> _Brief_
If a record holds a picture, drop the picture and return the rest of the record word for word.

> _Data for review_

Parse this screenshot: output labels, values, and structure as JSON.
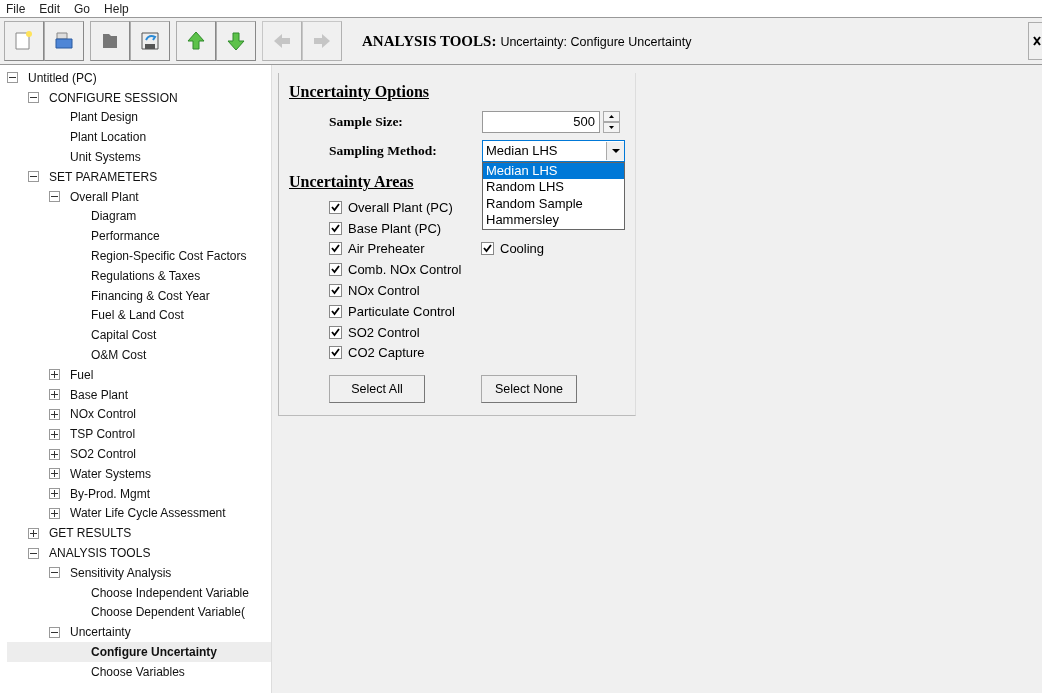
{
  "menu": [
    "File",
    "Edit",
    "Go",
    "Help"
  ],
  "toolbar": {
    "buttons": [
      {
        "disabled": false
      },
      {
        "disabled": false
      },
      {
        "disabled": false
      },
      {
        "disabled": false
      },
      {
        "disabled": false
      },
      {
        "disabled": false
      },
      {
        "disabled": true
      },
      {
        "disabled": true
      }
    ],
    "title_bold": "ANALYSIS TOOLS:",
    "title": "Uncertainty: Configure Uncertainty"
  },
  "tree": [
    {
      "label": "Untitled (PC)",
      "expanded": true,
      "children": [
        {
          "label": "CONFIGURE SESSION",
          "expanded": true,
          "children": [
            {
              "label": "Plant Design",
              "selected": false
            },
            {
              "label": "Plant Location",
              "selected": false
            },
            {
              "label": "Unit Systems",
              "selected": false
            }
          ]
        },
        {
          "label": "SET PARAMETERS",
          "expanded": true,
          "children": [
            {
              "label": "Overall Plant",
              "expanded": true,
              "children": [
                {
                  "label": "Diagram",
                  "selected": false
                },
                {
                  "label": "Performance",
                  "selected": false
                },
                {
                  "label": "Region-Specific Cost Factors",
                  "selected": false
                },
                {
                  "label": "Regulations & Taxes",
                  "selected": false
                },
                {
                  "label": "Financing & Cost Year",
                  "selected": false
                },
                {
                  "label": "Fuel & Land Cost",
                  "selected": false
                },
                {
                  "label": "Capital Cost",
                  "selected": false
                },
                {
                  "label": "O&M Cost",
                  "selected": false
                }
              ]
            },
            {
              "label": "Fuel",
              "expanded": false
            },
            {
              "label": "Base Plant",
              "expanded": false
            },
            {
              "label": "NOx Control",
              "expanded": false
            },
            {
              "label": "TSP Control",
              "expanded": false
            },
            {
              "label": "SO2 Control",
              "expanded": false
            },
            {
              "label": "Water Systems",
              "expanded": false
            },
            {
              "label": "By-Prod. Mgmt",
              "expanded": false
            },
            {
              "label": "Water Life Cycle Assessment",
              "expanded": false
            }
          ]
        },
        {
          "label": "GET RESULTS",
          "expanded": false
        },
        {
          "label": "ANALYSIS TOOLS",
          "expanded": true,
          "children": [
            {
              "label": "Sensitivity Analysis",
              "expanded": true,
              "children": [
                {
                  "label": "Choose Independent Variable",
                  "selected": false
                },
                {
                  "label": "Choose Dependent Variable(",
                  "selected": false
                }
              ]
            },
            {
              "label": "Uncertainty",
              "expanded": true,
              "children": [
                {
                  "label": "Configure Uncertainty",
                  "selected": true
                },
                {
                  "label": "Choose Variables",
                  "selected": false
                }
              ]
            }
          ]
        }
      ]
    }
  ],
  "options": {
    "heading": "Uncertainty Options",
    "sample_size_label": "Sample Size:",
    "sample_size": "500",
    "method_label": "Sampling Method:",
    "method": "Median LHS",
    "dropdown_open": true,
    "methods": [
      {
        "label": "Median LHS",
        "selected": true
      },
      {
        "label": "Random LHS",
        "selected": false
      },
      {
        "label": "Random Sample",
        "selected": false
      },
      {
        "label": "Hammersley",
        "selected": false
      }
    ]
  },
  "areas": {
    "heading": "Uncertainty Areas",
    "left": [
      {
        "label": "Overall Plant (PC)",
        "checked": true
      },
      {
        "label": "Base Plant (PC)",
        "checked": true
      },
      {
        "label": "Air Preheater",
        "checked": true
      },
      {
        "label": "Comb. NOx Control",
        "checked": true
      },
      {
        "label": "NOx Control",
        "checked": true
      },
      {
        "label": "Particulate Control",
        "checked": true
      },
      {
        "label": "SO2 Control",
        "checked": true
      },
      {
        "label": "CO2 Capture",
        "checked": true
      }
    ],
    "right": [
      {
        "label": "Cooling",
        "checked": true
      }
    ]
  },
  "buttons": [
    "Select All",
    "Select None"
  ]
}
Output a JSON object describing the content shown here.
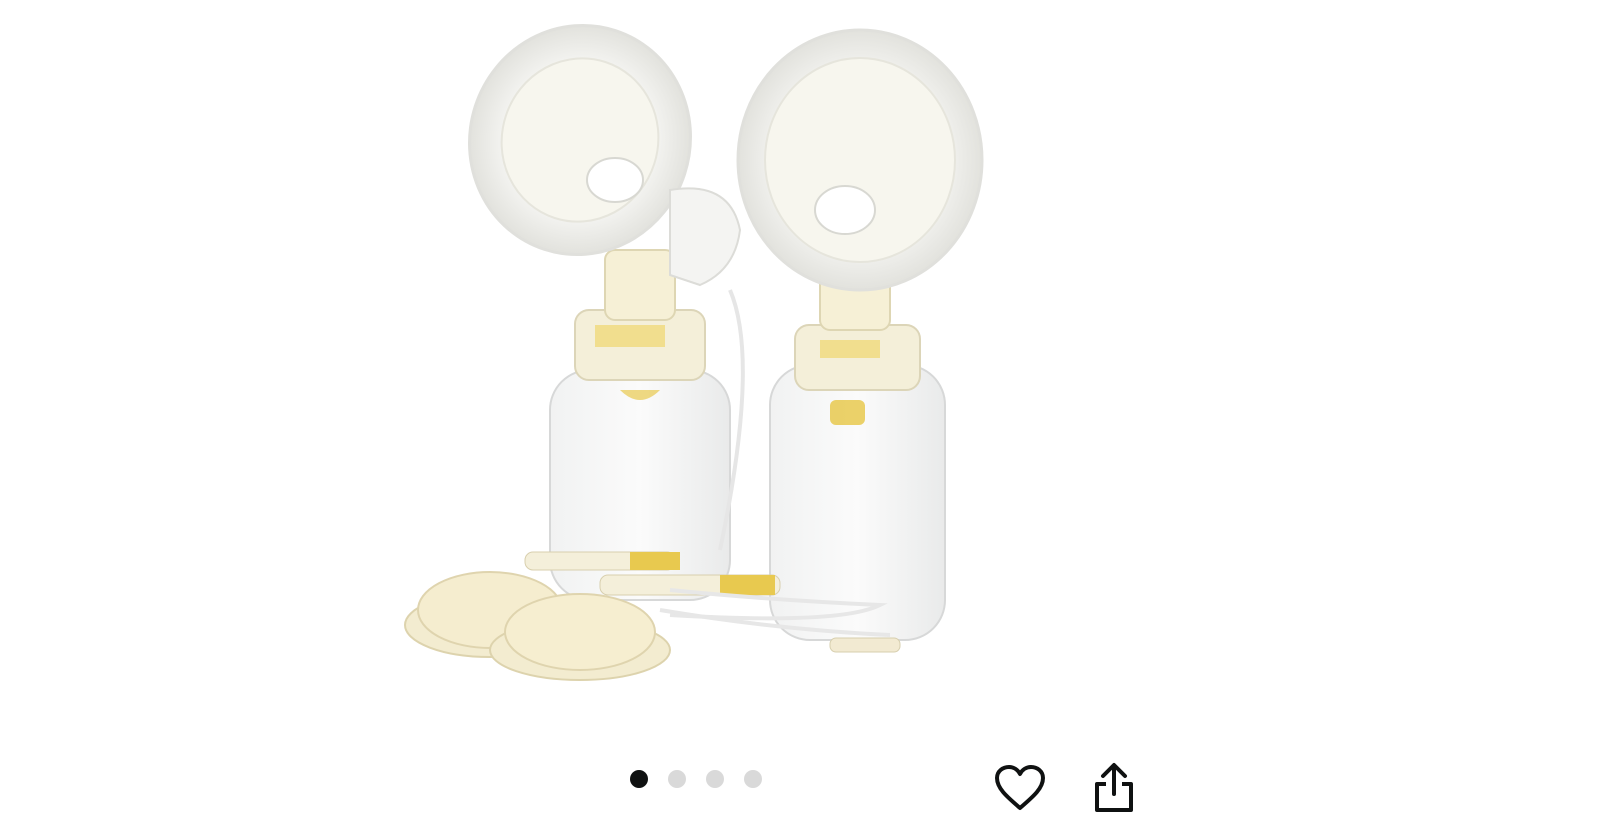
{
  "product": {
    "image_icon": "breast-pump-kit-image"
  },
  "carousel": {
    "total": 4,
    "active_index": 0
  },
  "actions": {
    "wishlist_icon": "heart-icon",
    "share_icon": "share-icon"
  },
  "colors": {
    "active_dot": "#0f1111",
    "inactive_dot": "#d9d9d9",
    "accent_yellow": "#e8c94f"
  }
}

> _Solution to this task_
Parse this screenshot: output labels, values, and structure as JSON.
{
  "menu": [
    "File",
    "Edit",
    "Go",
    "Help"
  ],
  "toolbar": {
    "buttons": [
      {
        "disabled": false
      },
      {
        "disabled": false
      },
      {
        "disabled": false
      },
      {
        "disabled": false
      },
      {
        "disabled": false
      },
      {
        "disabled": false
      },
      {
        "disabled": true
      },
      {
        "disabled": true
      }
    ],
    "title_bold": "ANALYSIS TOOLS:",
    "title": "Uncertainty: Configure Uncertainty"
  },
  "tree": [
    {
      "label": "Untitled (PC)",
      "expanded": true,
      "children": [
        {
          "label": "CONFIGURE SESSION",
          "expanded": true,
          "children": [
            {
              "label": "Plant Design",
              "selected": false
            },
            {
              "label": "Plant Location",
              "selected": false
            },
            {
              "label": "Unit Systems",
              "selected": false
            }
          ]
        },
        {
          "label": "SET PARAMETERS",
          "expanded": true,
          "children": [
            {
              "label": "Overall Plant",
              "expanded": true,
              "children": [
                {
                  "label": "Diagram",
                  "selected": false
                },
                {
                  "label": "Performance",
                  "selected": false
                },
                {
                  "label": "Region-Specific Cost Factors",
                  "selected": false
                },
                {
                  "label": "Regulations & Taxes",
                  "selected": false
                },
                {
                  "label": "Financing & Cost Year",
                  "selected": false
                },
                {
                  "label": "Fuel & Land Cost",
                  "selected": false
                },
                {
                  "label": "Capital Cost",
                  "selected": false
                },
                {
                  "label": "O&M Cost",
                  "selected": false
                }
              ]
            },
            {
              "label": "Fuel",
              "expanded": false
            },
            {
              "label": "Base Plant",
              "expanded": false
            },
            {
              "label": "NOx Control",
              "expanded": false
            },
            {
              "label": "TSP Control",
              "expanded": false
            },
            {
              "label": "SO2 Control",
              "expanded": false
            },
            {
              "label": "Water Systems",
              "expanded": false
            },
            {
              "label": "By-Prod. Mgmt",
              "expanded": false
            },
            {
              "label": "Water Life Cycle Assessment",
              "expanded": false
            }
          ]
        },
        {
          "label": "GET RESULTS",
          "expanded": false
        },
        {
          "label": "ANALYSIS TOOLS",
          "expanded": true,
          "children": [
            {
              "label": "Sensitivity Analysis",
              "expanded": true,
              "children": [
                {
                  "label": "Choose Independent Variable",
                  "selected": false
                },
                {
                  "label": "Choose Dependent Variable(",
                  "selected": false
                }
              ]
            },
            {
              "label": "Uncertainty",
              "expanded": true,
              "children": [
                {
                  "label": "Configure Uncertainty",
                  "selected": true
                },
                {
                  "label": "Choose Variables",
                  "selected": false
                }
              ]
            }
          ]
        }
      ]
    }
  ],
  "options": {
    "heading": "Uncertainty Options",
    "sample_size_label": "Sample Size:",
    "sample_size": "500",
    "method_label": "Sampling Method:",
    "method": "Median LHS",
    "dropdown_open": true,
    "methods": [
      {
        "label": "Median LHS",
        "selected": true
      },
      {
        "label": "Random LHS",
        "selected": false
      },
      {
        "label": "Random Sample",
        "selected": false
      },
      {
        "label": "Hammersley",
        "selected": false
      }
    ]
  },
  "areas": {
    "heading": "Uncertainty Areas",
    "left": [
      {
        "label": "Overall Plant (PC)",
        "checked": true
      },
      {
        "label": "Base Plant (PC)",
        "checked": true
      },
      {
        "label": "Air Preheater",
        "checked": true
      },
      {
        "label": "Comb. NOx Control",
        "checked": true
      },
      {
        "label": "NOx Control",
        "checked": true
      },
      {
        "label": "Particulate Control",
        "checked": true
      },
      {
        "label": "SO2 Control",
        "checked": true
      },
      {
        "label": "CO2 Capture",
        "checked": true
      }
    ],
    "right": [
      {
        "label": "Cooling",
        "checked": true
      }
    ]
  },
  "buttons": [
    "Select All",
    "Select None"
  ]
}
Output a JSON object describing the content shown here.
{
  "product": {
    "image_icon": "breast-pump-kit-image"
  },
  "carousel": {
    "total": 4,
    "active_index": 0
  },
  "actions": {
    "wishlist_icon": "heart-icon",
    "share_icon": "share-icon"
  },
  "colors": {
    "active_dot": "#0f1111",
    "inactive_dot": "#d9d9d9",
    "accent_yellow": "#e8c94f"
  }
}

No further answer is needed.